• Problem
Please retype all of the records below word for word, leaving out any pictures.

• Data extract
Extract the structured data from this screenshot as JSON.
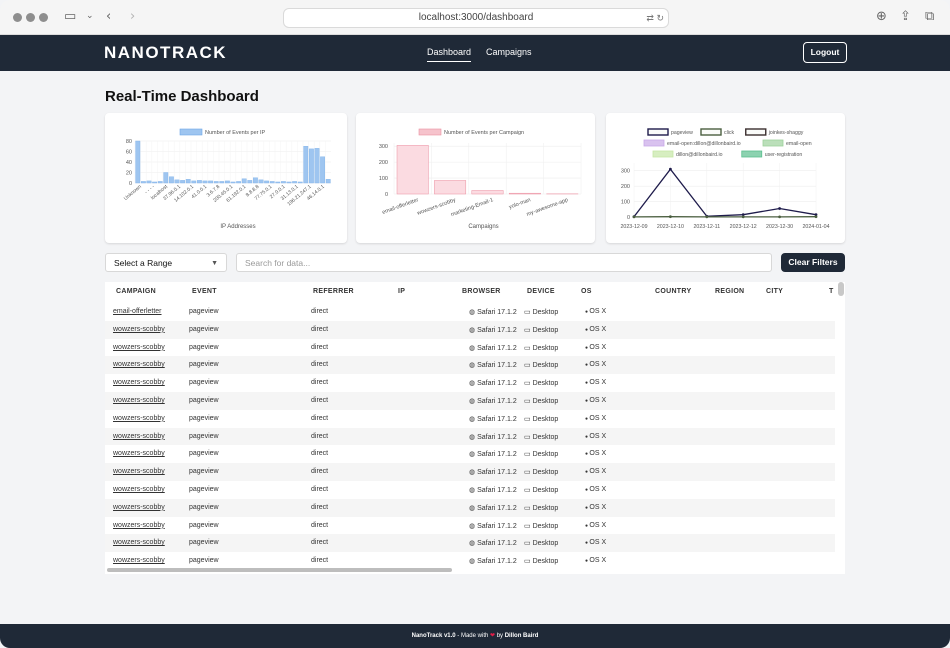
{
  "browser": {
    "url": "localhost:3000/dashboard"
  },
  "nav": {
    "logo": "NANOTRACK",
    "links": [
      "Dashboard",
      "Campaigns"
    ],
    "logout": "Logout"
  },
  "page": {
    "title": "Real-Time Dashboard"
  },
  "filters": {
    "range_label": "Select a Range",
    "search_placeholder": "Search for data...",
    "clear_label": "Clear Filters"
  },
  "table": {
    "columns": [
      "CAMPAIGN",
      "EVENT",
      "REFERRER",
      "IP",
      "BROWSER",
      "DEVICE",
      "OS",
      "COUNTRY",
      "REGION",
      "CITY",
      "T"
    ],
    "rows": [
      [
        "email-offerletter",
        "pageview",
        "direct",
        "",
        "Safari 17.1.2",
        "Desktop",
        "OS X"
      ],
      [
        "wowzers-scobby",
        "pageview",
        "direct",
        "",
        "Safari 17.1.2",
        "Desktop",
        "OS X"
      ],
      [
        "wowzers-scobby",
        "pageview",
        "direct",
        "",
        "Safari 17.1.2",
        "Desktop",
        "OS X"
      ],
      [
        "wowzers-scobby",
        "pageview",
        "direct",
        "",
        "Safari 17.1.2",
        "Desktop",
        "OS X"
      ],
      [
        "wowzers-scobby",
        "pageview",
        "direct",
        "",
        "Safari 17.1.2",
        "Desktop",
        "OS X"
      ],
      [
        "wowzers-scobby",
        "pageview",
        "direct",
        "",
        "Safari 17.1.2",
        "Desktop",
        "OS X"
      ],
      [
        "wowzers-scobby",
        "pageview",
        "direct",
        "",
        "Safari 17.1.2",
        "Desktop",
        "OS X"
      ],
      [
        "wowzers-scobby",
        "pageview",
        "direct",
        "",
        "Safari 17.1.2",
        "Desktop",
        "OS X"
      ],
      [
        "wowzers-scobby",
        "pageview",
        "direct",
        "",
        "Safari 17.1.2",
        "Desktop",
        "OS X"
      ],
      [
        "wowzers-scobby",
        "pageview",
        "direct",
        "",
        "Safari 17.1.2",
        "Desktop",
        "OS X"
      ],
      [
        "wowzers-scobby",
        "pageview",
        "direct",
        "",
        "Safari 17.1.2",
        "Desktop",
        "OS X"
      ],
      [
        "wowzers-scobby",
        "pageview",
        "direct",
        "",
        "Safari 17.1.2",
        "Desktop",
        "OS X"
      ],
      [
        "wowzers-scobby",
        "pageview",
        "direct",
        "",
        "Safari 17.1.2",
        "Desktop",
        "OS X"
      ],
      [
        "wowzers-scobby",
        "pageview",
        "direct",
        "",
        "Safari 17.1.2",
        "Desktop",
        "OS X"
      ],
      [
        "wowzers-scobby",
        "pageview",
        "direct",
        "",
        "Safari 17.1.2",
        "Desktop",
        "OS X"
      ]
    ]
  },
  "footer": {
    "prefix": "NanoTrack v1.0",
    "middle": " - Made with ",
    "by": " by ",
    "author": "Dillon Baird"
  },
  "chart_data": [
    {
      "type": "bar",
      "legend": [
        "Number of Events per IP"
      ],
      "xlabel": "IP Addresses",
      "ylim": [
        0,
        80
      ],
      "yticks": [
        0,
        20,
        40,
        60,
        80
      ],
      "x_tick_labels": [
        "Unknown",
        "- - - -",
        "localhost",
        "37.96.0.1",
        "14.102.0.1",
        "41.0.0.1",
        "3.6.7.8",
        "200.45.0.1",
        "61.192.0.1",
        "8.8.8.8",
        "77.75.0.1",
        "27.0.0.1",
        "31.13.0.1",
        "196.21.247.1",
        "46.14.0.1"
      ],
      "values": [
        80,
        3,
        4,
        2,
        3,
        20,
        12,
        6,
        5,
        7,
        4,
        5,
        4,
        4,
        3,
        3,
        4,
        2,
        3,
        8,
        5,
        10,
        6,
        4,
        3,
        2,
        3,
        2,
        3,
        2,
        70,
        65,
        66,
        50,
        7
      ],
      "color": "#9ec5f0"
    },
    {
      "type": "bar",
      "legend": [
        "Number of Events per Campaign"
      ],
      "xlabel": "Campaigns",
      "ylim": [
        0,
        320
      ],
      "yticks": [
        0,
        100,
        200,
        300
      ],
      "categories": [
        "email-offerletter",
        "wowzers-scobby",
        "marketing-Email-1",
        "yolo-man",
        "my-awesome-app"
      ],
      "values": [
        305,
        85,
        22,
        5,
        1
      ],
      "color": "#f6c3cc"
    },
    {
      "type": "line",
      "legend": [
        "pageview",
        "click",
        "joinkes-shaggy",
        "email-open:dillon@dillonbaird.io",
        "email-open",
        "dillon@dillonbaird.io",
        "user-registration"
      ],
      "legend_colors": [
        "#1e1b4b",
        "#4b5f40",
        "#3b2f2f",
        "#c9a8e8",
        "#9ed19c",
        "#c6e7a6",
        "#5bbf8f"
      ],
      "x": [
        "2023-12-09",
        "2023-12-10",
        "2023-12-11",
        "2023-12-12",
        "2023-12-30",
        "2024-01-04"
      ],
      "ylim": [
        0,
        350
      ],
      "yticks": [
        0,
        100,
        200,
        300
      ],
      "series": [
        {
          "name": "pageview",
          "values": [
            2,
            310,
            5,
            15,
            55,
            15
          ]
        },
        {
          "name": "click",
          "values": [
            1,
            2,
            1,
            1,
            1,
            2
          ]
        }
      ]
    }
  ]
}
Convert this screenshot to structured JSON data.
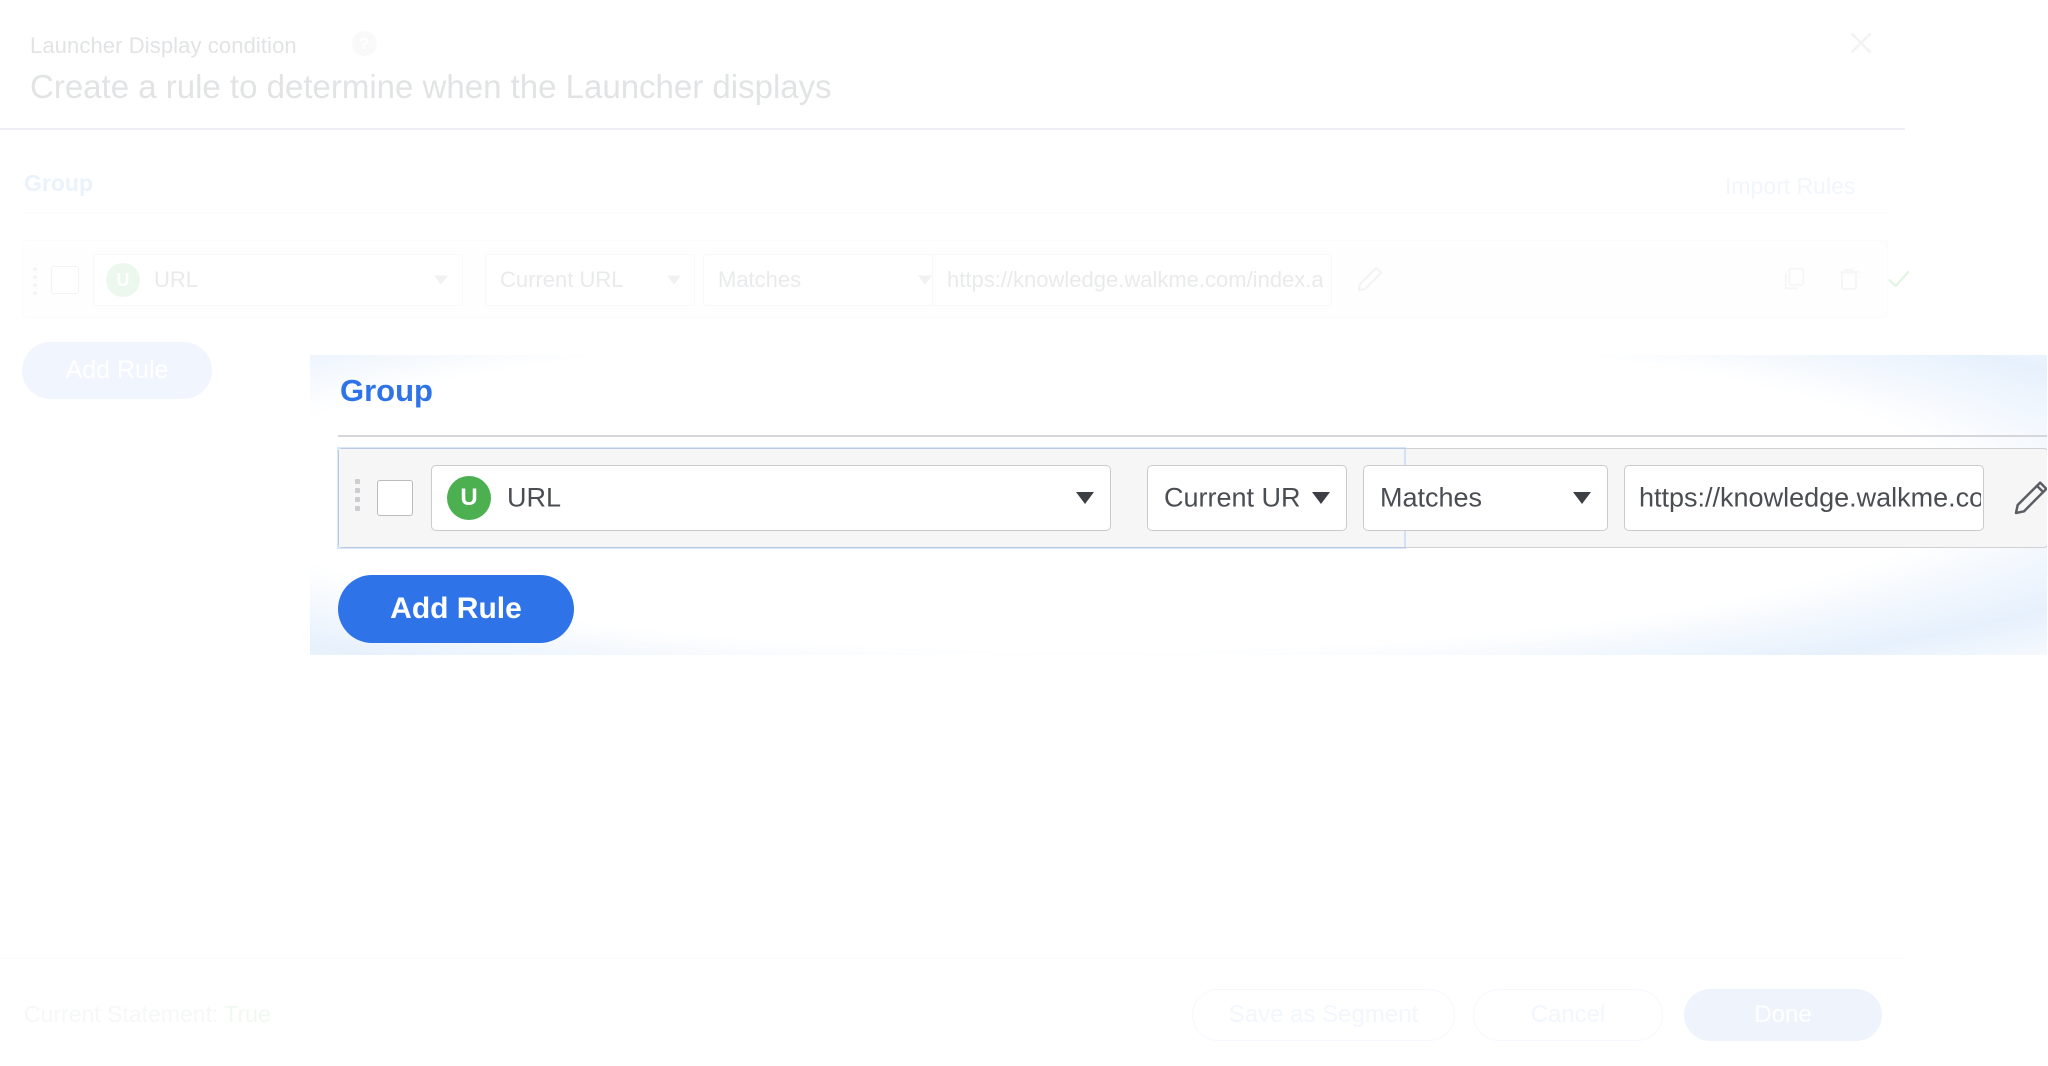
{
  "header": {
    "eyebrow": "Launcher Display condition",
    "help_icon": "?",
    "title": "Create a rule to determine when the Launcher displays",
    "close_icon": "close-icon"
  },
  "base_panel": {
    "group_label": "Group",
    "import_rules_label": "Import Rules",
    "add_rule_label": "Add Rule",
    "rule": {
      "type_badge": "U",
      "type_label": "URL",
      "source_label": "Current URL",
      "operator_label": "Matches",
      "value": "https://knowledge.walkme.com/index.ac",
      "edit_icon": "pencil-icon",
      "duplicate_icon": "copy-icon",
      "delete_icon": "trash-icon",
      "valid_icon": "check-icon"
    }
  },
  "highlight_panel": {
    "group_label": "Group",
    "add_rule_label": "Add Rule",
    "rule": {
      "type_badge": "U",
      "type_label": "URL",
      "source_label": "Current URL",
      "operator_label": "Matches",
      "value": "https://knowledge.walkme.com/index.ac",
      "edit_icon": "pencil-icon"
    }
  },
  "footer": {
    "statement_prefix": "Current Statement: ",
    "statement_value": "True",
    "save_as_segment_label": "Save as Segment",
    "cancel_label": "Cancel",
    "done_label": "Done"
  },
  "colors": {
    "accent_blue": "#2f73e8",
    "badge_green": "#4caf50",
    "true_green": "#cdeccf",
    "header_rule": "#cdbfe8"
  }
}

• Problem solution
Extract the structured data from this screenshot as JSON.
{
  "browser": {
    "url": "localhost:3000/dashboard"
  },
  "nav": {
    "logo": "NANOTRACK",
    "links": [
      "Dashboard",
      "Campaigns"
    ],
    "logout": "Logout"
  },
  "page": {
    "title": "Real-Time Dashboard"
  },
  "filters": {
    "range_label": "Select a Range",
    "search_placeholder": "Search for data...",
    "clear_label": "Clear Filters"
  },
  "table": {
    "columns": [
      "CAMPAIGN",
      "EVENT",
      "REFERRER",
      "IP",
      "BROWSER",
      "DEVICE",
      "OS",
      "COUNTRY",
      "REGION",
      "CITY",
      "T"
    ],
    "rows": [
      [
        "email-offerletter",
        "pageview",
        "direct",
        "",
        "Safari 17.1.2",
        "Desktop",
        "OS X"
      ],
      [
        "wowzers-scobby",
        "pageview",
        "direct",
        "",
        "Safari 17.1.2",
        "Desktop",
        "OS X"
      ],
      [
        "wowzers-scobby",
        "pageview",
        "direct",
        "",
        "Safari 17.1.2",
        "Desktop",
        "OS X"
      ],
      [
        "wowzers-scobby",
        "pageview",
        "direct",
        "",
        "Safari 17.1.2",
        "Desktop",
        "OS X"
      ],
      [
        "wowzers-scobby",
        "pageview",
        "direct",
        "",
        "Safari 17.1.2",
        "Desktop",
        "OS X"
      ],
      [
        "wowzers-scobby",
        "pageview",
        "direct",
        "",
        "Safari 17.1.2",
        "Desktop",
        "OS X"
      ],
      [
        "wowzers-scobby",
        "pageview",
        "direct",
        "",
        "Safari 17.1.2",
        "Desktop",
        "OS X"
      ],
      [
        "wowzers-scobby",
        "pageview",
        "direct",
        "",
        "Safari 17.1.2",
        "Desktop",
        "OS X"
      ],
      [
        "wowzers-scobby",
        "pageview",
        "direct",
        "",
        "Safari 17.1.2",
        "Desktop",
        "OS X"
      ],
      [
        "wowzers-scobby",
        "pageview",
        "direct",
        "",
        "Safari 17.1.2",
        "Desktop",
        "OS X"
      ],
      [
        "wowzers-scobby",
        "pageview",
        "direct",
        "",
        "Safari 17.1.2",
        "Desktop",
        "OS X"
      ],
      [
        "wowzers-scobby",
        "pageview",
        "direct",
        "",
        "Safari 17.1.2",
        "Desktop",
        "OS X"
      ],
      [
        "wowzers-scobby",
        "pageview",
        "direct",
        "",
        "Safari 17.1.2",
        "Desktop",
        "OS X"
      ],
      [
        "wowzers-scobby",
        "pageview",
        "direct",
        "",
        "Safari 17.1.2",
        "Desktop",
        "OS X"
      ],
      [
        "wowzers-scobby",
        "pageview",
        "direct",
        "",
        "Safari 17.1.2",
        "Desktop",
        "OS X"
      ]
    ]
  },
  "footer": {
    "prefix": "NanoTrack v1.0",
    "middle": " - Made with ",
    "by": " by ",
    "author": "Dillon Baird"
  },
  "chart_data": [
    {
      "type": "bar",
      "legend": [
        "Number of Events per IP"
      ],
      "xlabel": "IP Addresses",
      "ylim": [
        0,
        80
      ],
      "yticks": [
        0,
        20,
        40,
        60,
        80
      ],
      "x_tick_labels": [
        "Unknown",
        "- - - -",
        "localhost",
        "37.96.0.1",
        "14.102.0.1",
        "41.0.0.1",
        "3.6.7.8",
        "200.45.0.1",
        "61.192.0.1",
        "8.8.8.8",
        "77.75.0.1",
        "27.0.0.1",
        "31.13.0.1",
        "196.21.247.1",
        "46.14.0.1"
      ],
      "values": [
        80,
        3,
        4,
        2,
        3,
        20,
        12,
        6,
        5,
        7,
        4,
        5,
        4,
        4,
        3,
        3,
        4,
        2,
        3,
        8,
        5,
        10,
        6,
        4,
        3,
        2,
        3,
        2,
        3,
        2,
        70,
        65,
        66,
        50,
        7
      ],
      "color": "#9ec5f0"
    },
    {
      "type": "bar",
      "legend": [
        "Number of Events per Campaign"
      ],
      "xlabel": "Campaigns",
      "ylim": [
        0,
        320
      ],
      "yticks": [
        0,
        100,
        200,
        300
      ],
      "categories": [
        "email-offerletter",
        "wowzers-scobby",
        "marketing-Email-1",
        "yolo-man",
        "my-awesome-app"
      ],
      "values": [
        305,
        85,
        22,
        5,
        1
      ],
      "color": "#f6c3cc"
    },
    {
      "type": "line",
      "legend": [
        "pageview",
        "click",
        "joinkes-shaggy",
        "email-open:dillon@dillonbaird.io",
        "email-open",
        "dillon@dillonbaird.io",
        "user-registration"
      ],
      "legend_colors": [
        "#1e1b4b",
        "#4b5f40",
        "#3b2f2f",
        "#c9a8e8",
        "#9ed19c",
        "#c6e7a6",
        "#5bbf8f"
      ],
      "x": [
        "2023-12-09",
        "2023-12-10",
        "2023-12-11",
        "2023-12-12",
        "2023-12-30",
        "2024-01-04"
      ],
      "ylim": [
        0,
        350
      ],
      "yticks": [
        0,
        100,
        200,
        300
      ],
      "series": [
        {
          "name": "pageview",
          "values": [
            2,
            310,
            5,
            15,
            55,
            15
          ]
        },
        {
          "name": "click",
          "values": [
            1,
            2,
            1,
            1,
            1,
            2
          ]
        }
      ]
    }
  ]
}
Convert this screenshot to structured JSON data.
{
  "header": {
    "eyebrow": "Launcher Display condition",
    "help_icon": "?",
    "title": "Create a rule to determine when the Launcher displays",
    "close_icon": "close-icon"
  },
  "base_panel": {
    "group_label": "Group",
    "import_rules_label": "Import Rules",
    "add_rule_label": "Add Rule",
    "rule": {
      "type_badge": "U",
      "type_label": "URL",
      "source_label": "Current URL",
      "operator_label": "Matches",
      "value": "https://knowledge.walkme.com/index.ac",
      "edit_icon": "pencil-icon",
      "duplicate_icon": "copy-icon",
      "delete_icon": "trash-icon",
      "valid_icon": "check-icon"
    }
  },
  "highlight_panel": {
    "group_label": "Group",
    "add_rule_label": "Add Rule",
    "rule": {
      "type_badge": "U",
      "type_label": "URL",
      "source_label": "Current URL",
      "operator_label": "Matches",
      "value": "https://knowledge.walkme.com/index.ac",
      "edit_icon": "pencil-icon"
    }
  },
  "footer": {
    "statement_prefix": "Current Statement: ",
    "statement_value": "True",
    "save_as_segment_label": "Save as Segment",
    "cancel_label": "Cancel",
    "done_label": "Done"
  },
  "colors": {
    "accent_blue": "#2f73e8",
    "badge_green": "#4caf50",
    "true_green": "#cdeccf",
    "header_rule": "#cdbfe8"
  }
}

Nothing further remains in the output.